TASK STATEMENT
Take every line containing "download" out of the records.

MATERIAL FOR THIS TASK
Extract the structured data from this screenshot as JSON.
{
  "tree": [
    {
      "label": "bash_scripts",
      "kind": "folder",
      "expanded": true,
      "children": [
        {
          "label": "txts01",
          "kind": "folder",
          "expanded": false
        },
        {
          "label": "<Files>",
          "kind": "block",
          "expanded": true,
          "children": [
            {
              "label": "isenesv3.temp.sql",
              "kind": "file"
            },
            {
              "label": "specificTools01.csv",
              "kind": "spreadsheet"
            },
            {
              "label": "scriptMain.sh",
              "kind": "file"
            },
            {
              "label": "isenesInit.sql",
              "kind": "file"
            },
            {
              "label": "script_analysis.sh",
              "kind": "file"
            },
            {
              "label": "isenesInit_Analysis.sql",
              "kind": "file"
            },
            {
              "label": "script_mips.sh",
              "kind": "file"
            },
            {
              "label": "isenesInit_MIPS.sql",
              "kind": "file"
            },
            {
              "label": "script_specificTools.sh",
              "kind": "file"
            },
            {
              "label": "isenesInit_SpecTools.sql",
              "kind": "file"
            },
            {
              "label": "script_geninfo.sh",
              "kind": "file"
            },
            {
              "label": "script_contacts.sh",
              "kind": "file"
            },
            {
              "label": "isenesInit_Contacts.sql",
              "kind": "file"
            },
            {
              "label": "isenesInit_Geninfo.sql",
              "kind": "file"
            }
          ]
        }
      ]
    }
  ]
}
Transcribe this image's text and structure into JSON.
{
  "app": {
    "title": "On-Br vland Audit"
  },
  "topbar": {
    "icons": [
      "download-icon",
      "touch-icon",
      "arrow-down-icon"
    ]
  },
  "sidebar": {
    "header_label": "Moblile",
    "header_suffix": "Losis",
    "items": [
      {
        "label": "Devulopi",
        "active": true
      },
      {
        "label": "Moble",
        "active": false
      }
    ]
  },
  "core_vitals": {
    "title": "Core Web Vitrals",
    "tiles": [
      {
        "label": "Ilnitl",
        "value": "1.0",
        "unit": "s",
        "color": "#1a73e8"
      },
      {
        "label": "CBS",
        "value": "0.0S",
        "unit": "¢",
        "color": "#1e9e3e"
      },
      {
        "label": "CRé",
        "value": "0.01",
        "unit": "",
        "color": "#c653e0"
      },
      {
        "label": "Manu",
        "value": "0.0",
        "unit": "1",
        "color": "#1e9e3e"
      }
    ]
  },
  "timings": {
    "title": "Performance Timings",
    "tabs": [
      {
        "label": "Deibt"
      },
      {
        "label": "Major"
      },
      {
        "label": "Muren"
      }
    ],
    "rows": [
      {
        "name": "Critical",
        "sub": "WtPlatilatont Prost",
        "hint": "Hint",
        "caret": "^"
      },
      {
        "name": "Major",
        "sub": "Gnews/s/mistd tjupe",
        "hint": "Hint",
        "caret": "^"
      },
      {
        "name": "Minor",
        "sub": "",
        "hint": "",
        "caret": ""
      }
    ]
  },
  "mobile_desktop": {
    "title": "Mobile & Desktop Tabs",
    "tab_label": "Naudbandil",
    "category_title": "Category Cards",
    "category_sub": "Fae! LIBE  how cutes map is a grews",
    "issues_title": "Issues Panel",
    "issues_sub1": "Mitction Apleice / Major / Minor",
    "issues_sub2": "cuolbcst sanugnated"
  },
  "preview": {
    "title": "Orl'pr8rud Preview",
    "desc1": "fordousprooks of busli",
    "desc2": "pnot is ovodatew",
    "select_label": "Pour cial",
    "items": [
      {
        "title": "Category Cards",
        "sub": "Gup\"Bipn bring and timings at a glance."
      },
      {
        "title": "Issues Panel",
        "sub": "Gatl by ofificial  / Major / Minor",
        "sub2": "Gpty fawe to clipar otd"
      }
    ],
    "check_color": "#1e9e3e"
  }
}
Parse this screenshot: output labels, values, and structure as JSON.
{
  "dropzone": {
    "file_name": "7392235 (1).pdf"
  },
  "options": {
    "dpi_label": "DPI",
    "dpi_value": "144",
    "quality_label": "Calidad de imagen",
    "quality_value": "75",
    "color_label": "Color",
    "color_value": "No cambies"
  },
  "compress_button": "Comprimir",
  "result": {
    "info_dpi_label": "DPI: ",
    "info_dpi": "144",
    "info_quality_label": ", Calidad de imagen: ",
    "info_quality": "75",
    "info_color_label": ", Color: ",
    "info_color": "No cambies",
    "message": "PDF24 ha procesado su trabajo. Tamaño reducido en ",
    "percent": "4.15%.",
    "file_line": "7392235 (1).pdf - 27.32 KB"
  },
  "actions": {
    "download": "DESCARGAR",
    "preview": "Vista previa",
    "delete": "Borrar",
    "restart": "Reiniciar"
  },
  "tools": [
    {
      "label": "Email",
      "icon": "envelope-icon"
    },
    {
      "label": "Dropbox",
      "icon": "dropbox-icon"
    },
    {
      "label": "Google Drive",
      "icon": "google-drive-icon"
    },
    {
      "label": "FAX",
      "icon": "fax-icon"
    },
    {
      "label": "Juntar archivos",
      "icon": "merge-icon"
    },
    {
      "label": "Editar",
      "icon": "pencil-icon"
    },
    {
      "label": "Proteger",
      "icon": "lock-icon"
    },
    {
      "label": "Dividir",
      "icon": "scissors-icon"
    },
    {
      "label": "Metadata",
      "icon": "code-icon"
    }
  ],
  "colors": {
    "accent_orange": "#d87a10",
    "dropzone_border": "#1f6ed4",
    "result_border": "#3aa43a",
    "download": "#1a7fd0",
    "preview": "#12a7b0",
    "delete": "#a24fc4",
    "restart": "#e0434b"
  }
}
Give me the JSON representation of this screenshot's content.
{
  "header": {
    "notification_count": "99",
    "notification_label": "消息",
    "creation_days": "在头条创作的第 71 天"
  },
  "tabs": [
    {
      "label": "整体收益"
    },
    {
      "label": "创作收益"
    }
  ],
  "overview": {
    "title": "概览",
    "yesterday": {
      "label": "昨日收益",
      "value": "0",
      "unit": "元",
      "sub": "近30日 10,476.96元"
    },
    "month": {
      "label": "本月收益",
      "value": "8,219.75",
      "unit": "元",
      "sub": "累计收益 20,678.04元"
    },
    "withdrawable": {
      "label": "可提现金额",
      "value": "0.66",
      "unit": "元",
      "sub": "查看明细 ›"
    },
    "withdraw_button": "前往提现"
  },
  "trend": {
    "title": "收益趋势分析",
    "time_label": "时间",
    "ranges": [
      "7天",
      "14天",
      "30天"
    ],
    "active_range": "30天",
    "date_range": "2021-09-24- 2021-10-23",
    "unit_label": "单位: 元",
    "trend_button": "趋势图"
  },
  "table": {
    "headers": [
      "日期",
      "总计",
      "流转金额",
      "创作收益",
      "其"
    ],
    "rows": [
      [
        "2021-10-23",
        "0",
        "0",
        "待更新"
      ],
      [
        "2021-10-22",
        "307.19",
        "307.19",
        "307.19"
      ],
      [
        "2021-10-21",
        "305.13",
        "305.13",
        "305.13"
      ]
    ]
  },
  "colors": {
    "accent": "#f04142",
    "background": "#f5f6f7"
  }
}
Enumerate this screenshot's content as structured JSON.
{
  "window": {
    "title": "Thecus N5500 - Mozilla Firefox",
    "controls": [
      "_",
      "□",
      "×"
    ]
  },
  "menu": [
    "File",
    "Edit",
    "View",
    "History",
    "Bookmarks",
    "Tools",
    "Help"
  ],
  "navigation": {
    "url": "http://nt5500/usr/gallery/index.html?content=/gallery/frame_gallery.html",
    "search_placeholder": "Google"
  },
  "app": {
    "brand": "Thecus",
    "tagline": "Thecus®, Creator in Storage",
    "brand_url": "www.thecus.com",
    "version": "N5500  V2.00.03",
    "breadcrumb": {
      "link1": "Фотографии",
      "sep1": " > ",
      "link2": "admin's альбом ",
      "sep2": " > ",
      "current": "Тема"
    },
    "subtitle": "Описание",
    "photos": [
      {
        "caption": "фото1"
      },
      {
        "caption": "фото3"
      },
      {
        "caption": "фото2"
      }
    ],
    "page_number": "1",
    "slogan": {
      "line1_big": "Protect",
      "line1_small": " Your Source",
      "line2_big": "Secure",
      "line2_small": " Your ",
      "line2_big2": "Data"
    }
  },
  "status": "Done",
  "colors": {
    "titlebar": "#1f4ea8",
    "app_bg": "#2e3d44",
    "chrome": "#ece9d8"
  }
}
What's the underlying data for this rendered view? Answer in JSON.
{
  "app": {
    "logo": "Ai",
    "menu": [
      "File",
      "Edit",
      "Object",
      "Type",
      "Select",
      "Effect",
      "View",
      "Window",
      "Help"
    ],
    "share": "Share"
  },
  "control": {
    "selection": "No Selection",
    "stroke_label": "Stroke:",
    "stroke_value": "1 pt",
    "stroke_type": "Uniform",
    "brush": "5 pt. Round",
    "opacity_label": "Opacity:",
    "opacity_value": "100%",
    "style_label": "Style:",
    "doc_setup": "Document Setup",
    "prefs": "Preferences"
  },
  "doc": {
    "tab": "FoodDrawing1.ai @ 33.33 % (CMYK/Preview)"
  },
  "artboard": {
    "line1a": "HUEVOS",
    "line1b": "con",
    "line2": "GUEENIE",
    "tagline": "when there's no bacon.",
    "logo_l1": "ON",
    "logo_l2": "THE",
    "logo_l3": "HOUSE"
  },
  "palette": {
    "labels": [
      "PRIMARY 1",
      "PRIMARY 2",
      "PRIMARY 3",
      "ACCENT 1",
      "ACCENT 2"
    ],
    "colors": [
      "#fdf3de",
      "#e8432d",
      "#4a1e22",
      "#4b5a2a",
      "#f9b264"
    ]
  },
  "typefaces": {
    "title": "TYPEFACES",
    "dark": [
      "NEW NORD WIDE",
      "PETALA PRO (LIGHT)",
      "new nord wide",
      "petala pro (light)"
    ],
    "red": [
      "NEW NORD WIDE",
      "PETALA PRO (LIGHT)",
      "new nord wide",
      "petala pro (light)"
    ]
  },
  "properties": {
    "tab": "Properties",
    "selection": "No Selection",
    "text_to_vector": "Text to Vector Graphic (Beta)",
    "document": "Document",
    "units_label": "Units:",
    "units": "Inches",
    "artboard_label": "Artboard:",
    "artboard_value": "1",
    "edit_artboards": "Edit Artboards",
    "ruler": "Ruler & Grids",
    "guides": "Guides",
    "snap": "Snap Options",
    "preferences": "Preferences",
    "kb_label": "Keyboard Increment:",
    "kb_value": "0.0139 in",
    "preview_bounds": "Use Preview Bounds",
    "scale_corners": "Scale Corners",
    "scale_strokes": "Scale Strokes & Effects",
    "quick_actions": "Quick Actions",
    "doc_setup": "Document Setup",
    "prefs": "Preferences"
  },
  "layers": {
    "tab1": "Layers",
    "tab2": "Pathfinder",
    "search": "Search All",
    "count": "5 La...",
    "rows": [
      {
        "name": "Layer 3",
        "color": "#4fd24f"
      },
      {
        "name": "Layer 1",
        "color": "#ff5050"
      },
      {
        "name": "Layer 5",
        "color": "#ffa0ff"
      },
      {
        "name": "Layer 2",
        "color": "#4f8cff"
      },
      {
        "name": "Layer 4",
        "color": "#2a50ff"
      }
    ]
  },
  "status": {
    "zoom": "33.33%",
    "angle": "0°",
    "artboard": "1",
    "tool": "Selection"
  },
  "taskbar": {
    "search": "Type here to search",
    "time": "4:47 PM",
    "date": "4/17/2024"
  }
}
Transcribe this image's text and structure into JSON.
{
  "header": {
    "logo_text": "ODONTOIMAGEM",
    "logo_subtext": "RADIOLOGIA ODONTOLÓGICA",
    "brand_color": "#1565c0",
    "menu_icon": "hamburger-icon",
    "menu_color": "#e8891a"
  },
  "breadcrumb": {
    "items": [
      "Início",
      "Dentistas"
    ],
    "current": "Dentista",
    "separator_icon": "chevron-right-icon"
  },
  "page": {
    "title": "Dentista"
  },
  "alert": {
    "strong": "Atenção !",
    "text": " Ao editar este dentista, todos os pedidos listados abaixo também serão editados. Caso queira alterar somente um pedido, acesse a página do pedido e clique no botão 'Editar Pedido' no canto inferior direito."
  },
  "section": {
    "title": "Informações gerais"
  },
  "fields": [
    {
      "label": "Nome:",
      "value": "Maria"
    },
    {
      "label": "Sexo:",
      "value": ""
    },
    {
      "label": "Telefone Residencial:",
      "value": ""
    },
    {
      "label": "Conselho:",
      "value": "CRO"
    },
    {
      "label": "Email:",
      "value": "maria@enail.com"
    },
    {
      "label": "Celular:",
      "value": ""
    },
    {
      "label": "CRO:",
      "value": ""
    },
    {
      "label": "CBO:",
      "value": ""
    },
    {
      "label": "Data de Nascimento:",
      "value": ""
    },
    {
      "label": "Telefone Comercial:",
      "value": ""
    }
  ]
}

OUTPUT OF THE TASK
      "download-icon",
    "download": "DESCARGAR",
    "download": "#1a7fd0",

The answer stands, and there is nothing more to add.